So I found this crack in the side of the slab. I certain this is not one to worry about but I was wondering what are the signs more experienced inspectors look for when it comes to foundation issues. I usually look around windows and door frames to see any separation or cracking.
Add some pics.
Got the one I saw added now.
The crack in the picture does not appear significant from the limited view of the exterior part of it… It should be sealed with flexible sealant. Also, note, if you look closer you will notice someone trying to repair it before (parging over the original surface). How old is the house? Whenever there is cracking in the foundation, you want to look for signs of initial movement… and signs of continuing movement. If it’s a stable, shrinkage crack, all it usually needs is sealing/waterproofing.
The house was built in 1993. As I said I didn’t think it was significant but there is areas where I can not see the foundation. What signs of initial movement should I be looking for? Just looking for better practices to improve.
Joshua, I looked for widening separation, crack displacement (Where one side is out further that the other side, horizontal cracks, cracks with bowing walls, etc.
I hope that helps…
It really does, I always look for this at windows having a wider separation at one end compared to the other end. I am even careful to look for it when people try to cover it up with caulking. I was wondering if you ever look at other areas where this might be happening. When ever I find a crack I make sure it is consistent in width and if it is I believe most of the time it is not a foundation issue, not sure if this is completely correct.
Joshua, I would have to see the situation in order to answer your (bolded) query.
I’ll be sure to share a crack I ever have a question on. Every crack I have found so far in the foundation has looked similar to the one I have posted here.

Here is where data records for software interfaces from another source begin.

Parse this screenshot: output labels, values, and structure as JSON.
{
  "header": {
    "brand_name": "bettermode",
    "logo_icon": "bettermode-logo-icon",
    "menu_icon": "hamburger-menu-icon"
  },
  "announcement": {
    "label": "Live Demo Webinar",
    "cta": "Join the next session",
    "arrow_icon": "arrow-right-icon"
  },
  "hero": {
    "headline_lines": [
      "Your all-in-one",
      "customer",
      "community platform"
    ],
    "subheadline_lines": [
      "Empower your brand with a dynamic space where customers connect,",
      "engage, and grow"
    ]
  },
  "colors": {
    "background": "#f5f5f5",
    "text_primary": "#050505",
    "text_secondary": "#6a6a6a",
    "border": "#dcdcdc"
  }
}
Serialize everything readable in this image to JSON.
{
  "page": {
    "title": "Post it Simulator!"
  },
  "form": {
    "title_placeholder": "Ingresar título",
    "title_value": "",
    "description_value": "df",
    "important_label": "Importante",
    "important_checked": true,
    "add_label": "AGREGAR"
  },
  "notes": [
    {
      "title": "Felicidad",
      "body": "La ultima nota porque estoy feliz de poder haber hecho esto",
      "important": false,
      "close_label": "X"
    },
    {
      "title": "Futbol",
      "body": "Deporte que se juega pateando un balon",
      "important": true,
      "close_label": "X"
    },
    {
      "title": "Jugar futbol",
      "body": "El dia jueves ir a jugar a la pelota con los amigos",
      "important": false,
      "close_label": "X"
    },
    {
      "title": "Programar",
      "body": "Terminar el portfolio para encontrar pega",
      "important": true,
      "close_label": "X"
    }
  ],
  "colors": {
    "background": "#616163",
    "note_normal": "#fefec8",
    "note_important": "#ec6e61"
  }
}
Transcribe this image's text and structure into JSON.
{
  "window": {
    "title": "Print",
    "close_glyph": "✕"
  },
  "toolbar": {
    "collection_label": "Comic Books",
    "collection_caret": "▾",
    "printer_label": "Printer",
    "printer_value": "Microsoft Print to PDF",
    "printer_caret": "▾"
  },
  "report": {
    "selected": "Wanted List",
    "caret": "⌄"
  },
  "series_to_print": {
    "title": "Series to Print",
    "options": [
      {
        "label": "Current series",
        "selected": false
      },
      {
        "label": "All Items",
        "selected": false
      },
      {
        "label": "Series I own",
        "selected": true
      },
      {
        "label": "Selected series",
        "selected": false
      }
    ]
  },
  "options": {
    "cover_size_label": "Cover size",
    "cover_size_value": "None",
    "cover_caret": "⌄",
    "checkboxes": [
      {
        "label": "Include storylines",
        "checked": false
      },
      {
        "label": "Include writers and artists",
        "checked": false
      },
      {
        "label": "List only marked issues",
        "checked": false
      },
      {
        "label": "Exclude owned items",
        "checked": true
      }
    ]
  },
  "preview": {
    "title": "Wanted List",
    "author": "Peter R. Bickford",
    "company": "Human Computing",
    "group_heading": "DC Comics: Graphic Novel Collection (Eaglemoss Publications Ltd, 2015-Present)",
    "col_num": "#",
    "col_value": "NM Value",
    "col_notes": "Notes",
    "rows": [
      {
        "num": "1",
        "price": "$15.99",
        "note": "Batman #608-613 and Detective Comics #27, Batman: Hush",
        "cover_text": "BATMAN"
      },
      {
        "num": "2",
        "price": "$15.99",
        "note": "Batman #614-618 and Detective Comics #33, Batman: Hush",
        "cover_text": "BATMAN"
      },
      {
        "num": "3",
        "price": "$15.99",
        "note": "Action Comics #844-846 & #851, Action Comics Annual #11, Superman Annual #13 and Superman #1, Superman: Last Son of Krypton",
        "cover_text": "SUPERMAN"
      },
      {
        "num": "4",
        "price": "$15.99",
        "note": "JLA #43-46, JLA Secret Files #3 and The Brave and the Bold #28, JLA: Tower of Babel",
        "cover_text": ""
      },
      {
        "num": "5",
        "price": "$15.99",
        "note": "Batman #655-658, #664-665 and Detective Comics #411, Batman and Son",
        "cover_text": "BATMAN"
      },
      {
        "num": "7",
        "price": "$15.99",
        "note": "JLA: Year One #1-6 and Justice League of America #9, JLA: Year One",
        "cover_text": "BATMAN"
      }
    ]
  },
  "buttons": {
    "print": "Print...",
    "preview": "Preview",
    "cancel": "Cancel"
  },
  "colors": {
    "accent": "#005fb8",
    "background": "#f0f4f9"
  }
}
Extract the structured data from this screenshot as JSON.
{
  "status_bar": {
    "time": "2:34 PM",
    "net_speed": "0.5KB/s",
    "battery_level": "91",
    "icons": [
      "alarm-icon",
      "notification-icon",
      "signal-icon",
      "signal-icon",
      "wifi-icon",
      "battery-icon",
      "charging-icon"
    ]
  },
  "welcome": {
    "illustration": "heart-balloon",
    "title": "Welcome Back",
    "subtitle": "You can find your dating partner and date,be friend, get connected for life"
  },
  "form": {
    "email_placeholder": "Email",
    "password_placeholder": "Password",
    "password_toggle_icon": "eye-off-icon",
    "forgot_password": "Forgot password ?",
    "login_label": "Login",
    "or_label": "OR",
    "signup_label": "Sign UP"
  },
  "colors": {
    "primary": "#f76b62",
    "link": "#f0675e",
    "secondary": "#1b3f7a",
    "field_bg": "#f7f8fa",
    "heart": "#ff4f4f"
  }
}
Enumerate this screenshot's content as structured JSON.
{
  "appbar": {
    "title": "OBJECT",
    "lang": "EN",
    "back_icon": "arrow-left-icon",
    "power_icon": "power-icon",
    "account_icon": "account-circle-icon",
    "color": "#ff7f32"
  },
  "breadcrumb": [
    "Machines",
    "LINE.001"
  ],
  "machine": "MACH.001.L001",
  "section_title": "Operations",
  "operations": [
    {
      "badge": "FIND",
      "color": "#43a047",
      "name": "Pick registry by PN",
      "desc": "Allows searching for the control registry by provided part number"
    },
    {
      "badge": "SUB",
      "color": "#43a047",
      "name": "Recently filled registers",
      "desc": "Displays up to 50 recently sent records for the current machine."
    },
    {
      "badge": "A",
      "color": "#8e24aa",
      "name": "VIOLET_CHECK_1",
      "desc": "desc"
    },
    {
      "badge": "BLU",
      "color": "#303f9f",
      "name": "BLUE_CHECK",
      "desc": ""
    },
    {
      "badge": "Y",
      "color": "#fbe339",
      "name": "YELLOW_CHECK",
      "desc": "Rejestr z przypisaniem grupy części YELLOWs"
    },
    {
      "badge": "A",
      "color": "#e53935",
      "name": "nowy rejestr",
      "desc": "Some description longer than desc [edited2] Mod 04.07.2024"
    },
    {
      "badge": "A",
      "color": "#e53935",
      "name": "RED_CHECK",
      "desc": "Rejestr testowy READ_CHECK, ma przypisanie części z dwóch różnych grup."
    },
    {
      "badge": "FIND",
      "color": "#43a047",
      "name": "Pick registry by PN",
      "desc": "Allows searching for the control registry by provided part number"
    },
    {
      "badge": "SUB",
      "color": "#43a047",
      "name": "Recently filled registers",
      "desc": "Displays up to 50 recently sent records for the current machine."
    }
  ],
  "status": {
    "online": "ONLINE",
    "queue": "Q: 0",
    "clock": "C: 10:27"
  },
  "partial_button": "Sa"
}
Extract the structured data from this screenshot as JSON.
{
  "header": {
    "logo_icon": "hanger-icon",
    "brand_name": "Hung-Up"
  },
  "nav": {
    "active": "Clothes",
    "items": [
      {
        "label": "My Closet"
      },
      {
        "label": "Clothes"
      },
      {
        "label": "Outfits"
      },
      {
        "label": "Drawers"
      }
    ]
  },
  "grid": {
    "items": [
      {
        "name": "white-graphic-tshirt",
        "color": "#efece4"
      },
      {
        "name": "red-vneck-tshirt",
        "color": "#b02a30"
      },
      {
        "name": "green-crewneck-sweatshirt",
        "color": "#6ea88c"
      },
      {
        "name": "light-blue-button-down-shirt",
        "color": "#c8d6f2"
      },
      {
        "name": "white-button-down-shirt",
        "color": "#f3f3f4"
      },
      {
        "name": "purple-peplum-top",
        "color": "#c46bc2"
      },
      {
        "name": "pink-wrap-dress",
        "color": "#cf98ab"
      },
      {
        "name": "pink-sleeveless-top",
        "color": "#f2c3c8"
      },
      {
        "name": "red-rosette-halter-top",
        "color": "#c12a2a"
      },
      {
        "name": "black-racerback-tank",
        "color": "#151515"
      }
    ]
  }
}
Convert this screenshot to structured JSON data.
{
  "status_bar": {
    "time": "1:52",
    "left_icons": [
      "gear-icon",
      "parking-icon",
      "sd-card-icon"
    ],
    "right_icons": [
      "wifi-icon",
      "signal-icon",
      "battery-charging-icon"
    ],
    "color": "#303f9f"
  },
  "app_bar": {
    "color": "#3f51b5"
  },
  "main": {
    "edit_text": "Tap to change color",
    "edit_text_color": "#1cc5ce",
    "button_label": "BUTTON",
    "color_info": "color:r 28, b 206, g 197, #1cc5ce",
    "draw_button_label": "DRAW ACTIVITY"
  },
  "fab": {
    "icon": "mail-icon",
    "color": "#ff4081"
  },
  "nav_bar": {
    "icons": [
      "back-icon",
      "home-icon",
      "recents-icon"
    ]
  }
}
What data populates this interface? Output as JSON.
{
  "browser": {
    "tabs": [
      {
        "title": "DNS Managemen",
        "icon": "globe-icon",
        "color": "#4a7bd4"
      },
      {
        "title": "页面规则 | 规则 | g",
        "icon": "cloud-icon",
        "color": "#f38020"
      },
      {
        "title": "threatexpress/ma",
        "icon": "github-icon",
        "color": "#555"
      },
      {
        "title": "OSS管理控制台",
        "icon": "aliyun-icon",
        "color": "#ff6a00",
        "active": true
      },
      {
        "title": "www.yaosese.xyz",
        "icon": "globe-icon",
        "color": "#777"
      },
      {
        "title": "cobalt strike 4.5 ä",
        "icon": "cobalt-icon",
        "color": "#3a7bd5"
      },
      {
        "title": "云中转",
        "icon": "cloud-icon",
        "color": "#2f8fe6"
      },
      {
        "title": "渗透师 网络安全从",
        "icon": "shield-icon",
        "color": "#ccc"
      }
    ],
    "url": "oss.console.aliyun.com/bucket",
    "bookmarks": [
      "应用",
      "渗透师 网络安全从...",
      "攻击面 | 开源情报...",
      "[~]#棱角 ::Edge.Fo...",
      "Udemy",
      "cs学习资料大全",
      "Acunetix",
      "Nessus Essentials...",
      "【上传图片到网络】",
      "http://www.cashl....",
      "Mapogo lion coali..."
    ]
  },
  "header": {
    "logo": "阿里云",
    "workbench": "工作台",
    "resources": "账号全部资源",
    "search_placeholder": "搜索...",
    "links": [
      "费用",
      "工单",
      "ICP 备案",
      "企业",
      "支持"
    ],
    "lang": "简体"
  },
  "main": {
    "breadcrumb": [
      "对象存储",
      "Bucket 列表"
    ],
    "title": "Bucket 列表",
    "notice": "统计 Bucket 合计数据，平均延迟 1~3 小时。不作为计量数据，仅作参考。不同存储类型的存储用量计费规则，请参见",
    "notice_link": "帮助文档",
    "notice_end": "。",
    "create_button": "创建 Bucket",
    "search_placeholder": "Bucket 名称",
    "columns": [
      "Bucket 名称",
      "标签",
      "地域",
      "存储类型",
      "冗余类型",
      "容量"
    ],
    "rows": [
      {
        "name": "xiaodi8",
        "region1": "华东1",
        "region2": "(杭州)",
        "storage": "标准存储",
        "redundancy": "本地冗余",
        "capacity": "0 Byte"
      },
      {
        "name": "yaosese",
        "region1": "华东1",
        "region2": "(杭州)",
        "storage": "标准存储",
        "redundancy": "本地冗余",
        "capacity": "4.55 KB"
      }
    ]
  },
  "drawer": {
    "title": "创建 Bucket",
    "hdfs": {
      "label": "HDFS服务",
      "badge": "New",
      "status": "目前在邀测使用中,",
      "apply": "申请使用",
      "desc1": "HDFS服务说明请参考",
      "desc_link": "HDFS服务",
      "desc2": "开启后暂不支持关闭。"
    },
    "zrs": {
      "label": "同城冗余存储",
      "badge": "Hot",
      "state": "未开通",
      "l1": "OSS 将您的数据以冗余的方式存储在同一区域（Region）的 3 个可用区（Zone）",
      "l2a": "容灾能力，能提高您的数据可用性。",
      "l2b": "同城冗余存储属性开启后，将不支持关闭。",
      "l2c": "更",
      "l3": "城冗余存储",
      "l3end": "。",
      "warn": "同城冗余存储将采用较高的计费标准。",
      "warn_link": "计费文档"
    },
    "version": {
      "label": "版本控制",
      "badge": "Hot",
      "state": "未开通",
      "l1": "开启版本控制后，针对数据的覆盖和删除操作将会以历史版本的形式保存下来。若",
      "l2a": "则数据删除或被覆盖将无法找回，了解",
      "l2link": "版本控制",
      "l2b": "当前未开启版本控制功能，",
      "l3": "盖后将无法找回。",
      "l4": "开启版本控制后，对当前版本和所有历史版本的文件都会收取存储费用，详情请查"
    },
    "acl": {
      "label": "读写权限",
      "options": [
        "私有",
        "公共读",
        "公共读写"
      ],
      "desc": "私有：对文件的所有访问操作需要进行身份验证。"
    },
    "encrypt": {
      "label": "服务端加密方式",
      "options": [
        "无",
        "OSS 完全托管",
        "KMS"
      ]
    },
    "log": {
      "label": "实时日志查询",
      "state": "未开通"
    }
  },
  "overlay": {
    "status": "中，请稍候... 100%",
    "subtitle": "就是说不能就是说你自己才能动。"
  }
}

You were talking about a crack in a slab in the OP, I wouldn’t be concerned with a crack like that even in Northern Maine. Concrete cracks and that one shown looks like a shrinkage crack without structural consequences. But, I do not know where you are at.
Central Florida, I was just wanting to know the best practices to inspecting foundation. trying to take away from more experienced inspectors to add to my company.
Is it a Post Tension Cable slab or conventional deformed steel for reinforcement?
Is it just me, or does everyone else see a repair patch the size of a PTS plug right at the crack.
That’s why I asked if this was a PTC foundation. If so a crack at that location might be an issue.
Another example of not knowing where the member is from. I see the patch too, now, and I agree.
We do not see these types of foundations often in NE Ohio. Why would a small crack at the sight of the plug patch be an issue?
It wasn’t, with the post I stated I wasn’t worried about the crack. But I was asking for everyone’s best practices for looking for foundation issues.
That would be the end of a PT Cable, more specifically the Live End (Stressed End). The cable is held in place by a cable mount/bracket that gets its strength being encased in concrete. The cables are typically tensioned to very high numbers placing stress at that point as that was its design. A crack at a PTC location can have the effect of weakening the support for it. If the cable releases the results are unpredictable.
I worked with a guy long ago (not Inspections) who was building a $1.5M house for him and the Wife. They had over tensioned the PTC and the concrete itself apparently (after engineering review) was found of insufficient strength. The cables, all of them and there were a lot on this home, released along the entire front of the home. He showed us pictures and it looked like the house had been bombed! They were at least 80% done with the home and in the finish out stage.
What “wasn’t”? If you were not worried about the crack why would you be concerned with damage to interior finish out?